My faith in metal produced in the States had been recently renewed by my emerging obsession with all things Kamelot, so I went in with what I hoped was an open mind and happily plunked down the 20 dollar door fee. My memory is fuzzy on details, but I clearly remember a half full venue with a very enthusiastic crowd, and a very bored look on my friend’s mug. I felt the same way, nothing was clicking with me and I waited out most of the set hoping that something would get me pumped up. Decent front man, obviously great guitarist, good stage presence for the band all over. Still, nothing. We gave up before they hit the encore and chalked it up to a failed experiment. A few months later, I checked out their video for “Set the World on Fire”, the single from their then most recent album Paradise Lost. Again nothing, I can’t really remember why, but I got nothing from it. Well, I figured, I tried.

 

Recently I saw a friend post on Facebook excitedly about the newest Symphony X album Iconoclast. Earlier last year I was made completely aware of the name Russell Allen and his incredible vocal performances on Avantasia’s The Wicked Symphony/Angel of Babylon releases. He sang with a perfect blend of smoothness and sandpaper, seemingly able to alter between the two with ease, or blend them together into a vocal style that seems to be rather rare in power/trad metal circles. I was surprised that I enjoyed his tracks on those albums so much (to a degree that I wondered if my prior experiences with Symphony X were with a different vocalist).  I obtained a copy of Iconoclast and proceeded to have one of the best experiences listening to music that I can remember in recent memory. One of those experiences that makes you remember why you love metal in the first place. The precision crafted, crunchy riffs hit me first, and then the sledgehammer staccato pounding of excellent drumming that seemed tailored to evoke the albums thematic concept of sentient technology gone awry. Russell Allen’s gritty delivery of verse lines with perfect pacing, followed by the audaciously epic chorus of the title track filled me with nothing less than adrenaline.
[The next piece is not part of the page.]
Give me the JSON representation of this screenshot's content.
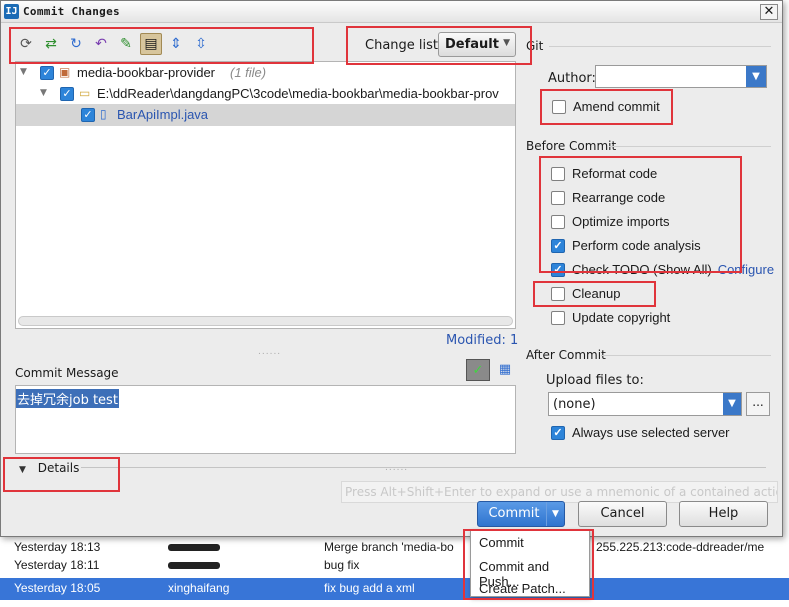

By the end of the song I found myself actually banging my head, all while sitting at my desk with my laptop, headphones nearly falling off. This is what metal is supposed to do to you.

 

[youtube http://www.youtube.com/watch?v=noZiEJgwQrc&w=560&h=315]

 

I did some digging on the Metal Archives, found out that the band had tightened up their attack on Paradise Lost, metal-ed up their sound a bit more and toned down the prog tendencies of the past. Iconoclast was a continuation of this style and of course this shift in style had perhaps quietly divided their fan base a bit. A curiosity about prog fans is that most of them are not metal fans, whereas it seems that most metal fans can handle a bit of prog now and then (I draw this conclusion haphazardly perhaps from being both a Porcupine Tree and Opeth fan). I’m currently going back and listening to their older albums, and I can see what I missed the first time – there is really good stuff there, but none of it is hitting me as hard as the Paradise Lost and Iconoclast albums. The latter being my introduction, will forever be my cornerstone for the band, their moment of pure excellence – I really can’t see how they’ll manage to top this.

 

Sorry I took so long guys…

 

Why relay this admittedly long-winded tale of a band’s redemption in the eyes of one lone metal fan? Because it gives me pause to consider the many other bands I’ve dismissed in the past and neglected to give a second chance to. The reasons for why they were dismissed are as long forgotten as my recollection of what these artists sounded like or what their story was. I’d like to think the reasons were all musical, but I was pretty good at being a naive idiot in the past so I can’t put it past me that some of them were tossed aside due to some arbitrarily perceived prejudice. I’ve been jotting down a list – its pretty damn long, and honestly, I feel like a bit of a tool for it. I’m slowly making my way through it, and the hits are far and few between, but at least I’m feeling better for it.

Scroll to top